By controlling how often certain symbols that pay out money appear, manufacturers can mathematically control how much money the machine will pay out over its lifetime. Most manufacturers and players agree that machines set to pay out below 75% are far too stingy to maintain player interest, though they certainly exist.
Most people misunderstand the percentages, according to US expert and author Frank Legato. ‘People think that because it’s a 98% machine that it should pay back 98 cents in every dollar they gamble. No, several hundred people over a couple of months will have got back 98% of everything that was put in that machine.’
He claims that even a 98% return machine will make $200 to $300 a day for a casino.
According to psychologists the familiar façade, the look and feel of the fruit machine are what tempt us. Mark Griffiths, Professor of Gambling Studies at Nottingham Trent University, claims that fruit machines don’t cause addiction but various ‘structural characteristics’ in their design feed this behaviour in susceptible human beings. ‘The most important structural characteristic is “event frequencyî. You can’t become addicted to the National Lottery because there are only two chances a week. On a common or garden slot machine you can gamble 12 times a minute. On the internet there are slot machines you can gamble on 40 times in a minute.’

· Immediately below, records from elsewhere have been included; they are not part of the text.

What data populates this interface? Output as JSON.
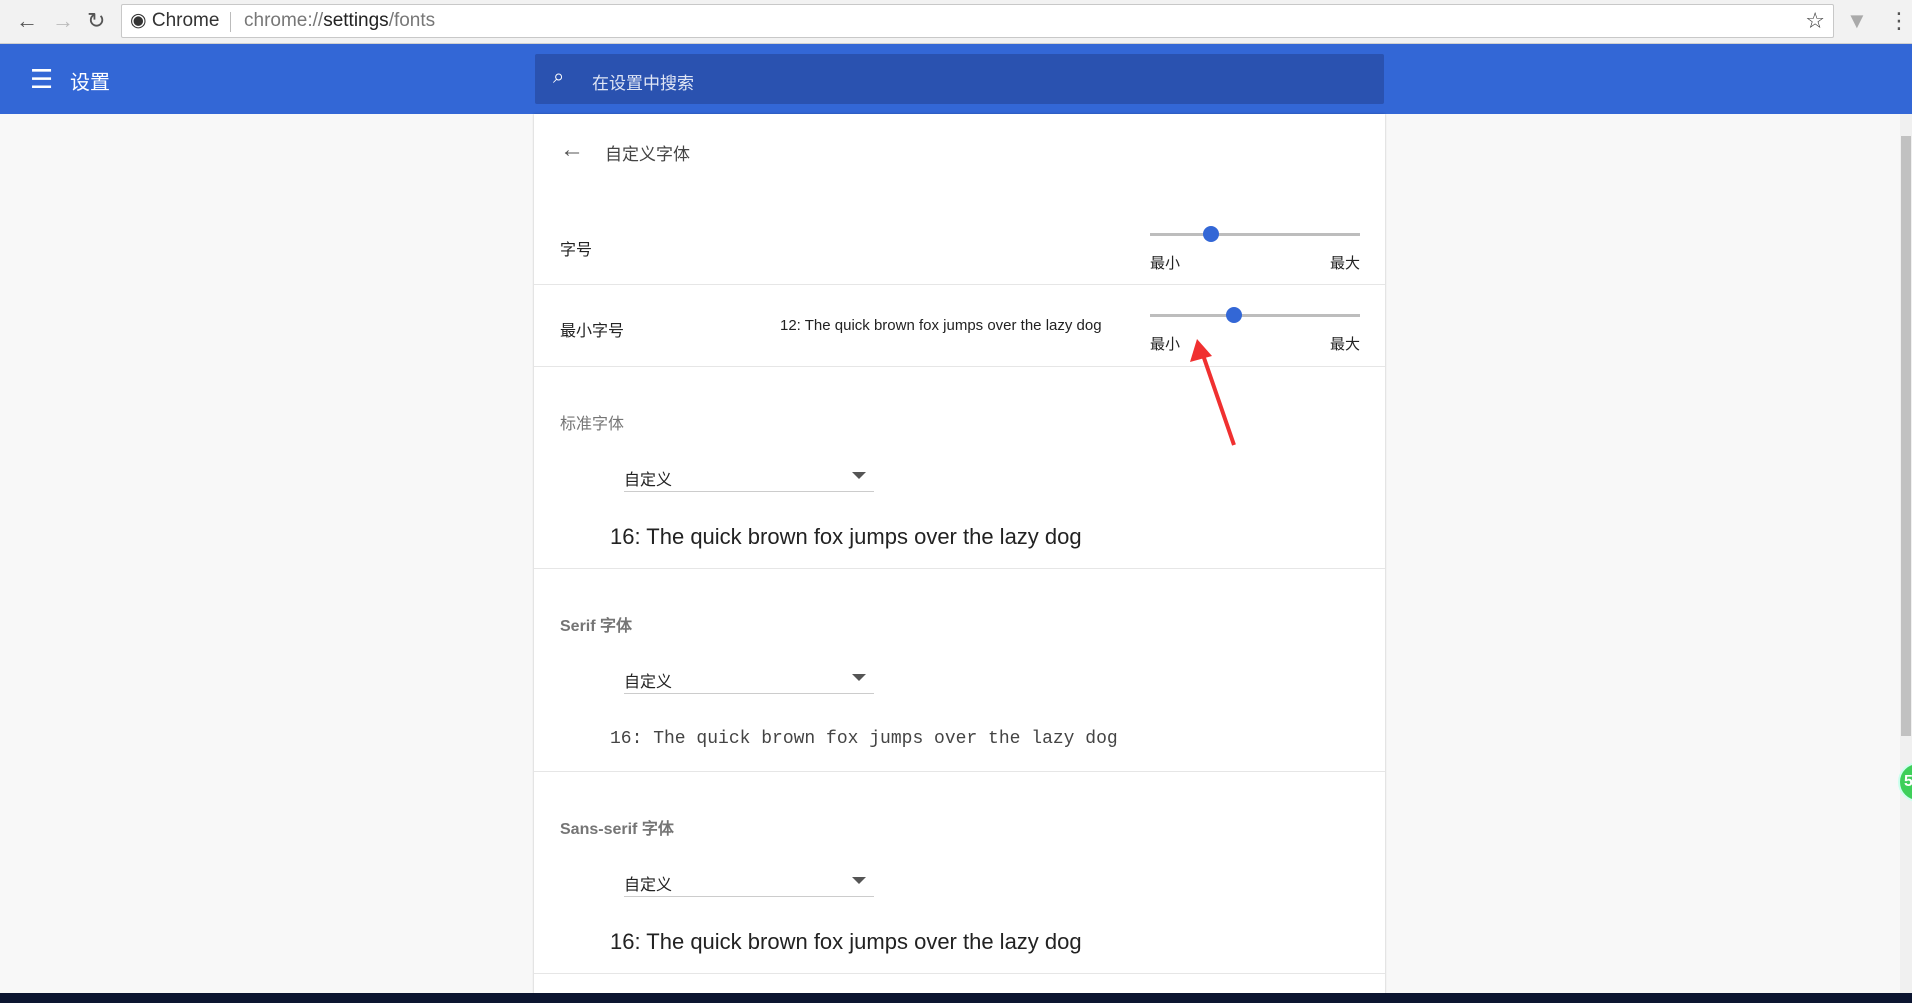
{
  "browser": {
    "site_label": "Chrome",
    "url_prefix": "chrome://",
    "url_host": "settings",
    "url_path": "/fonts"
  },
  "header": {
    "title": "设置",
    "search_placeholder": "在设置中搜索"
  },
  "page": {
    "title": "自定义字体",
    "font_size": {
      "label": "字号",
      "min_label": "最小",
      "max_label": "最大",
      "value_fraction": 0.29
    },
    "min_font_size": {
      "label": "最小字号",
      "sample": "12: The quick brown fox jumps over the lazy dog",
      "min_label": "最小",
      "max_label": "最大",
      "value_fraction": 0.4
    },
    "standard_font": {
      "label": "标准字体",
      "selected": "自定义",
      "sample": "16: The quick brown fox jumps over the lazy dog"
    },
    "serif_font": {
      "label": "Serif 字体",
      "selected": "自定义",
      "sample": "16: The quick brown fox jumps over the lazy dog"
    },
    "sans_serif_font": {
      "label": "Sans-serif 字体",
      "selected": "自定义",
      "sample": "16: The quick brown fox jumps over the lazy dog"
    }
  },
  "overlay": {
    "badge_text": "5"
  },
  "colors": {
    "accent": "#3367d6",
    "annotation_arrow": "#f03030"
  }
}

What about the light and sound generated by the machine? ‘We found that if you have background music that was playing at high beats per minute in the background then people gambled much faster than with either no music or chill-out music,’ says Griths. ‘Background music of over 140pm leads people to gamble faster – which in the gaming industry means more profit. We also know that people gamble more and make bigger bets under red light than under blue. Lots of slot machines have red, orange and yellows lights – these are fast, arousing colours.’
Is there a reason people carry on playing if they continuously lose so much? ‘Gamblers do not continuously lose, they continuously nearly win. A key structural characteristic to do this is the “near miss”. They create near-win situations where the winning result is just above the pay line.
‘It’s about impression management. The high-frequency gambling, plus near misses, plus the lights and colours and sounds and noises… all contribute to a person staying on the machine.
‘Why is there a metal payout tray? So that when coins fall into the tray, you hear the “kerchunk, kerchunk, kerchunk” and it emphasises the win. You go into a casino and there might be 1,000 machines but you’ll hear the 20 that are paying out and the coins hitting a pan. What you don’t hear are the 980 machines that are losing at the same time.’
Back in the casino, an elderly man feeds notes into a machine. Every ten minutes or so he gets a win. But it’s never enough to replenish the original money supply. Appearing at his shoulder are wraith-like figures who have observed money going in and not a lot coming out.
Now the elderly punter feels impelled to continue betting. Suddenly the row beyond his bursts into the sound of pound coins hitting the payout tray. He settles deeper into his stool and pulls another note from his wallet.
Want to lose money more slowly? Avoid the bonus game. It’s a part of the percentage payout: it’s there both to tempt you into losing what you’ve won and buy the machine more time to get its money back.
Those fast, upbeat tunes blasting away at 140bpm and more the moment you walk into an amusement arcade are there for a reason. Researchers who work for the fruit machine companies have found that gamblers part with their money faster if the music is more energetic.
NEAR WIN LINE
Tantalisingly, a winning result is often shown just above the win line to encourage gamblers with the basic strategy of ‘continuous near-win’ psychology.
If a machine hasn’t paid out for a while, don’t fool yourself that it’s just about to. Symbols are created by a random number generator, so every time you play the machine, the odds of winning remain exactly the same.
Each fruit machine sells for about £4,000 but will cost the makers £250,000 to research, develop and put into production. The whole process takes at least 12 months. JPM expects to design four of them in 2009 and sell up to 8,000 in a year.
Those bright colours aren’t there just to make the machine stand out in the casino. Scientists have found that gamblers will make bigger bets under red light, hence the proliferation of reds and oranges. You won’t find blue – that has the opposite effect, apparently.
Payout is usually set between 95% and 75%. But in service stations, where there are no regular players to notice, it can drop to 70%.
It’s metal, to send a clarion call to punters with its ‘kerchunk, kerchunk’ payout sound. The effect is is especially good in arcades or casinos, where no one will realise only two machines out of 30 are paying anything.